English[edit]

English Wikipedia has an article on:
Wikipedia

Alternative forms[edit]

Etymology[edit]

From Arabic جِنّ(jinn) (singular جِنِّيّ(jinniyy))

Pronunciation[edit]

Noun[edit]

jinn (plural jinns or jinn or jann or janns or jawan or jinnan or jinnah)

  1. (Muslim demonology) A genie and descendant of the jann, normally invisible to the human eye, but who may also appear in animal or human form, equivalent to demons in Jewish demonology.
    • 1928, Edgar Rice Burroughs, chapter 21, in Tarzan, Lord of the Jungle, page 281:
      Each grasped a musket in one hand and searched for his hijab with the other, for each carried several of these amulets, and that in demand this night was the one written against the jan, for certainly none but a jin could have done this thing.
    • 1936, Rollo Ahmed, The Black Art, London: Long, page 74:
      Thus, it was popularly supposed that familiar spirits could be enclosed in rings, or confined in bottles and boxes, just as the Persians thought that djinns could be kept in jars or flasks.

Synonyms[edit]
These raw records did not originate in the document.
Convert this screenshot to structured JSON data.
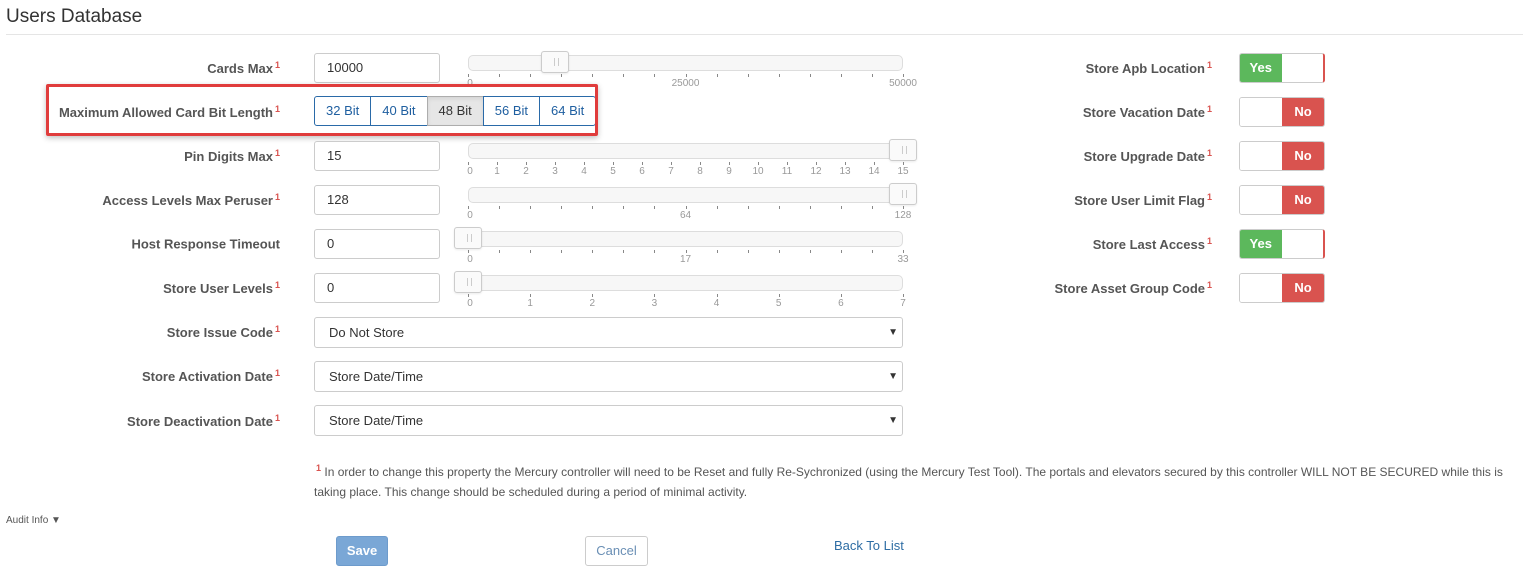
{
  "title": "Users Database",
  "required_marker": "1",
  "fields": {
    "cards_max": {
      "label": "Cards Max",
      "value": "10000",
      "slider": {
        "min": 0,
        "max": 50000,
        "value": 10000,
        "tick_labels": [
          "0",
          "25000",
          "50000"
        ]
      }
    },
    "bit_length": {
      "label": "Maximum Allowed Card Bit Length",
      "options": [
        "32 Bit",
        "40 Bit",
        "48 Bit",
        "56 Bit",
        "64 Bit"
      ],
      "selected": "48 Bit"
    },
    "pin_digits": {
      "label": "Pin Digits Max",
      "value": "15",
      "slider": {
        "min": 0,
        "max": 15,
        "value": 15,
        "tick_labels": [
          "0",
          "1",
          "2",
          "3",
          "4",
          "5",
          "6",
          "7",
          "8",
          "9",
          "10",
          "11",
          "12",
          "13",
          "14",
          "15"
        ]
      }
    },
    "access_levels": {
      "label": "Access Levels Max Peruser",
      "value": "128",
      "slider": {
        "min": 0,
        "max": 128,
        "value": 128,
        "tick_labels": [
          "0",
          "64",
          "128"
        ]
      }
    },
    "host_timeout": {
      "label": "Host Response Timeout",
      "value": "0",
      "slider": {
        "min": 0,
        "max": 33,
        "value": 0,
        "tick_labels": [
          "0",
          "17",
          "33"
        ]
      }
    },
    "store_user_levels": {
      "label": "Store User Levels",
      "value": "0",
      "slider": {
        "min": 0,
        "max": 7,
        "value": 0,
        "tick_labels": [
          "0",
          "1",
          "2",
          "3",
          "4",
          "5",
          "6",
          "7"
        ]
      }
    },
    "store_issue_code": {
      "label": "Store Issue Code",
      "value": "Do Not Store"
    },
    "store_activation_date": {
      "label": "Store Activation Date",
      "value": "Store Date/Time"
    },
    "store_deactivation_date": {
      "label": "Store Deactivation Date",
      "value": "Store Date/Time"
    }
  },
  "toggles": [
    {
      "label": "Store Apb Location",
      "state": "Yes"
    },
    {
      "label": "Store Vacation Date",
      "state": "No"
    },
    {
      "label": "Store Upgrade Date",
      "state": "No"
    },
    {
      "label": "Store User Limit Flag",
      "state": "No"
    },
    {
      "label": "Store Last Access",
      "state": "Yes"
    },
    {
      "label": "Store Asset Group Code",
      "state": "No"
    }
  ],
  "footnote": {
    "marker": "1",
    "text": "In order to change this property the Mercury controller will need to be Reset and fully Re-Sychronized (using the Mercury Test Tool). The portals and elevators secured by this controller WILL NOT BE SECURED while this is taking place. This change should be scheduled during a period of minimal activity."
  },
  "audit_info": "Audit Info",
  "buttons": {
    "save": "Save",
    "cancel": "Cancel",
    "back": "Back To List"
  },
  "colors": {
    "yes": "#5cb85c",
    "no": "#d9534f",
    "highlight": "#e03c3c",
    "link": "#2e6da4"
  }
}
  1. (singular): jann, jinni, genie
  2. (plural): jann, janns, jinnah, jawan, jinnan, genies, genii, jinns

Translations[edit]

Related terms[edit]


Portuguese[edit]

Noun[edit]

jinn m (plural jinns)

  1. (Muslim demonology) jinn (spirit)
    Synonym: génio

Spanish[edit]

Noun[edit]

jinn m (plural jinns)

  1. Alternative spelling of djinn